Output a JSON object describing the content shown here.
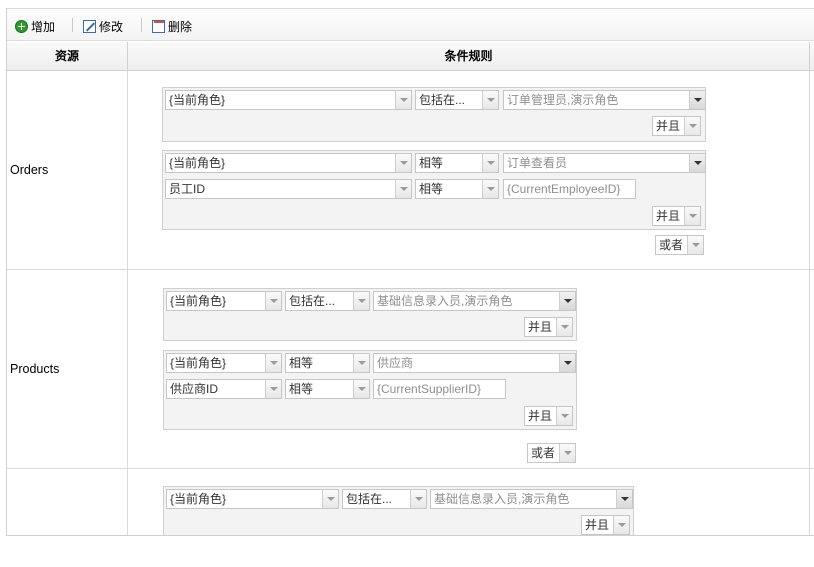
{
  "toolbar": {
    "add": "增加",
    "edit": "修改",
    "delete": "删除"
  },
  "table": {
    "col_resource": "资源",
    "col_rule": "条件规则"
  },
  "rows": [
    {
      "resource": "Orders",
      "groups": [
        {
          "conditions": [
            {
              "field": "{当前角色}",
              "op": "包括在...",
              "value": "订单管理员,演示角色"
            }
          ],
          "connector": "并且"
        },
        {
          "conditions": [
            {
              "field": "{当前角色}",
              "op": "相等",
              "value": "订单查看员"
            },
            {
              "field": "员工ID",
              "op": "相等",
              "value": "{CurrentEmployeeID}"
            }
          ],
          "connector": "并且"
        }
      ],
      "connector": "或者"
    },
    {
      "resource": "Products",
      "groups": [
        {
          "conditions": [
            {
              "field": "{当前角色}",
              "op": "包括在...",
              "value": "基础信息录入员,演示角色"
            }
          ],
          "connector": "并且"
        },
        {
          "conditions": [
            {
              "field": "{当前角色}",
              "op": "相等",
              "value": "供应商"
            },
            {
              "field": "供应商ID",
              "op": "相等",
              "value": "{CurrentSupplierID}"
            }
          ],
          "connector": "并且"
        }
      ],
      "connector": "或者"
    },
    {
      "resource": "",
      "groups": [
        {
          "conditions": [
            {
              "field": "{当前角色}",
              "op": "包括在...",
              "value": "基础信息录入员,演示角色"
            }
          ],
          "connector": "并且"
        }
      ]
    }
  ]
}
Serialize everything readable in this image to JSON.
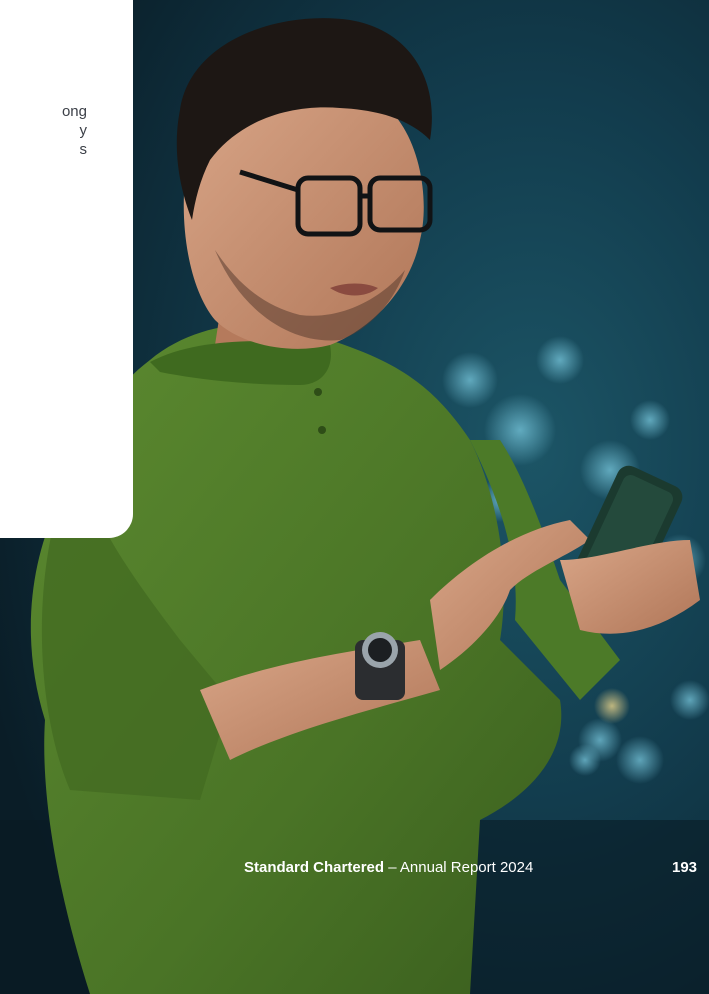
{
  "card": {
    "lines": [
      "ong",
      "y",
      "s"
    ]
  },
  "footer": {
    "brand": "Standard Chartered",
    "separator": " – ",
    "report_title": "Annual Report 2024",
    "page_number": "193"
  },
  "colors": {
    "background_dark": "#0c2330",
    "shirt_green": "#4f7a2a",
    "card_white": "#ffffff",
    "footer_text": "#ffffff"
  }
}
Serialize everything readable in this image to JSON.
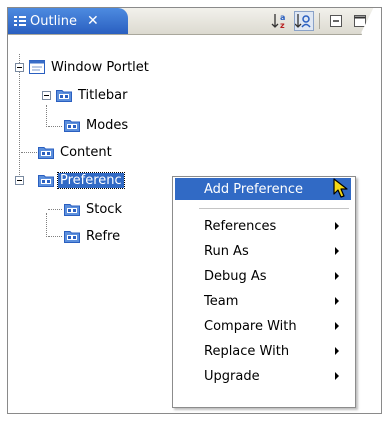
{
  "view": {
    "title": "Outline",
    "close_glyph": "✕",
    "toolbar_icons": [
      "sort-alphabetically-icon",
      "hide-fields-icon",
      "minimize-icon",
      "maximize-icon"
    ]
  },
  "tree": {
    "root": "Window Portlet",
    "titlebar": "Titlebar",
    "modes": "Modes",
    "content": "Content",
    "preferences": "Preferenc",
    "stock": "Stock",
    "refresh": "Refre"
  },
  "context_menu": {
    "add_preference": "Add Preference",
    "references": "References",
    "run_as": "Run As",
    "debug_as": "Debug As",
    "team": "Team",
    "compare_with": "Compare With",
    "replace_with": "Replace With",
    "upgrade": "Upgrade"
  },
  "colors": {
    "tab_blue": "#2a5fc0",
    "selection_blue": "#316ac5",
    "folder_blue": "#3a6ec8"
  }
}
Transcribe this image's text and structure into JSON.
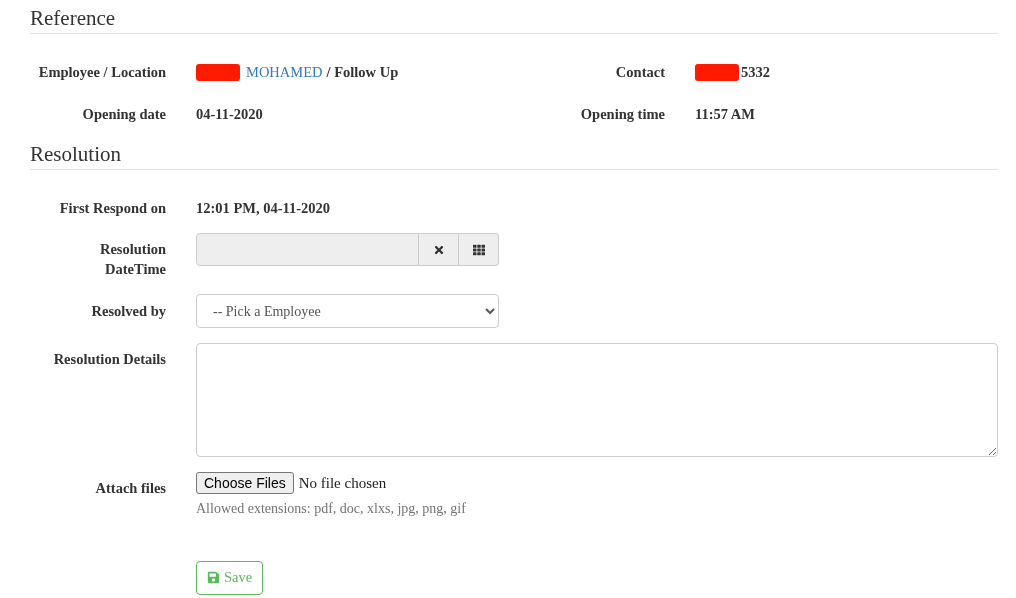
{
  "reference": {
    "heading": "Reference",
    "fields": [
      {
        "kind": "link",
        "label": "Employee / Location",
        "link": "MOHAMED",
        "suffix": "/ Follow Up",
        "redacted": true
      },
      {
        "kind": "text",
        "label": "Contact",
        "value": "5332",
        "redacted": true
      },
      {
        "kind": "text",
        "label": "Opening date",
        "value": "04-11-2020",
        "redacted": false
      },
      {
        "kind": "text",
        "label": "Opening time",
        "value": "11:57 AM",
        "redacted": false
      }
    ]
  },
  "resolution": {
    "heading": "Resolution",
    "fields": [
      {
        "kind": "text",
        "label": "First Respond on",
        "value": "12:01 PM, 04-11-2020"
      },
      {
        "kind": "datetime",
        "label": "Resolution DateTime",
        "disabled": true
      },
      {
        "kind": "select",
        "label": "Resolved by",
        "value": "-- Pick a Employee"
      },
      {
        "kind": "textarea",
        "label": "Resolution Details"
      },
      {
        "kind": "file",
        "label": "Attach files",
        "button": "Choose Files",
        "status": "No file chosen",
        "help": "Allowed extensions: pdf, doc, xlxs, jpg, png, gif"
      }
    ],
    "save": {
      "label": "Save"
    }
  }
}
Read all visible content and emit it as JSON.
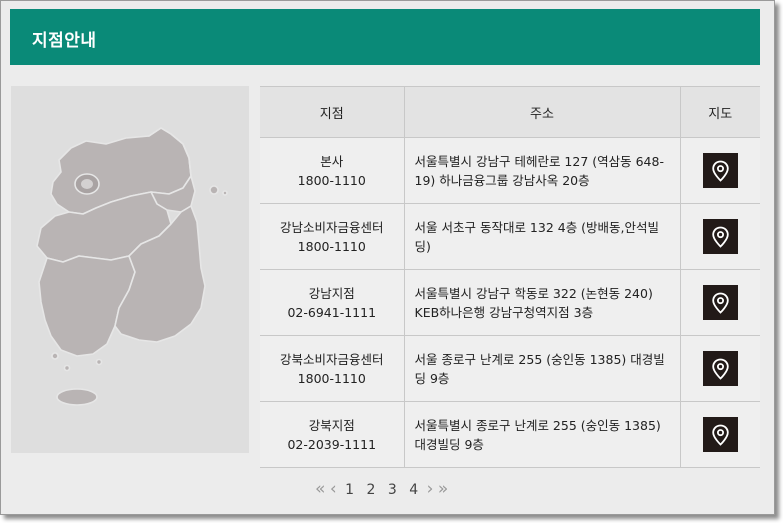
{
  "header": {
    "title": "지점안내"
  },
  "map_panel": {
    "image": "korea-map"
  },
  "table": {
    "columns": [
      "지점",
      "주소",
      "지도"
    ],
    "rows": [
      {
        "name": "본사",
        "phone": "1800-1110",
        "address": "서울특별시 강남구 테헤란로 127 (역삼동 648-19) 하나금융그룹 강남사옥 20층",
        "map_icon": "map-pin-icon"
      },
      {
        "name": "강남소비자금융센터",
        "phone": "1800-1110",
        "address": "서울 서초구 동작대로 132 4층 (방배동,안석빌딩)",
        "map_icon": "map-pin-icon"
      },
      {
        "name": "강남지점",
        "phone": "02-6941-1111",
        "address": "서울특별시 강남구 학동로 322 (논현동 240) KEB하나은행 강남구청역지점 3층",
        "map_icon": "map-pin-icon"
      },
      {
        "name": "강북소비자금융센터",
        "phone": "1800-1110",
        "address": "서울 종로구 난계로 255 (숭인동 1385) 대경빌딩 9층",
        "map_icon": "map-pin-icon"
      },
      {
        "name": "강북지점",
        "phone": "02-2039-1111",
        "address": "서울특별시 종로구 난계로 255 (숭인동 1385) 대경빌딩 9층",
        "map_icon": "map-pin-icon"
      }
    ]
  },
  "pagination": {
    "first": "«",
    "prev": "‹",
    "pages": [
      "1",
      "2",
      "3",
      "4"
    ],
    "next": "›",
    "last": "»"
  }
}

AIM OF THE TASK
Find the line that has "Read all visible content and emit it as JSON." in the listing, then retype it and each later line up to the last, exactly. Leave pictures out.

OUTPUT
Read all visible content and emit it as JSON.
{
  "header": {
    "title": "지점안내"
  },
  "map_panel": {
    "image": "korea-map"
  },
  "table": {
    "columns": [
      "지점",
      "주소",
      "지도"
    ],
    "rows": [
      {
        "name": "본사",
        "phone": "1800-1110",
        "address": "서울특별시 강남구 테헤란로 127 (역삼동 648-19) 하나금융그룹 강남사옥 20층",
        "map_icon": "map-pin-icon"
      },
      {
        "name": "강남소비자금융센터",
        "phone": "1800-1110",
        "address": "서울 서초구 동작대로 132 4층 (방배동,안석빌딩)",
        "map_icon": "map-pin-icon"
      },
      {
        "name": "강남지점",
        "phone": "02-6941-1111",
        "address": "서울특별시 강남구 학동로 322 (논현동 240) KEB하나은행 강남구청역지점 3층",
        "map_icon": "map-pin-icon"
      },
      {
        "name": "강북소비자금융센터",
        "phone": "1800-1110",
        "address": "서울 종로구 난계로 255 (숭인동 1385) 대경빌딩 9층",
        "map_icon": "map-pin-icon"
      },
      {
        "name": "강북지점",
        "phone": "02-2039-1111",
        "address": "서울특별시 종로구 난계로 255 (숭인동 1385) 대경빌딩 9층",
        "map_icon": "map-pin-icon"
      }
    ]
  },
  "pagination": {
    "first": "«",
    "prev": "‹",
    "pages": [
      "1",
      "2",
      "3",
      "4"
    ],
    "next": "›",
    "last": "»"
  }
}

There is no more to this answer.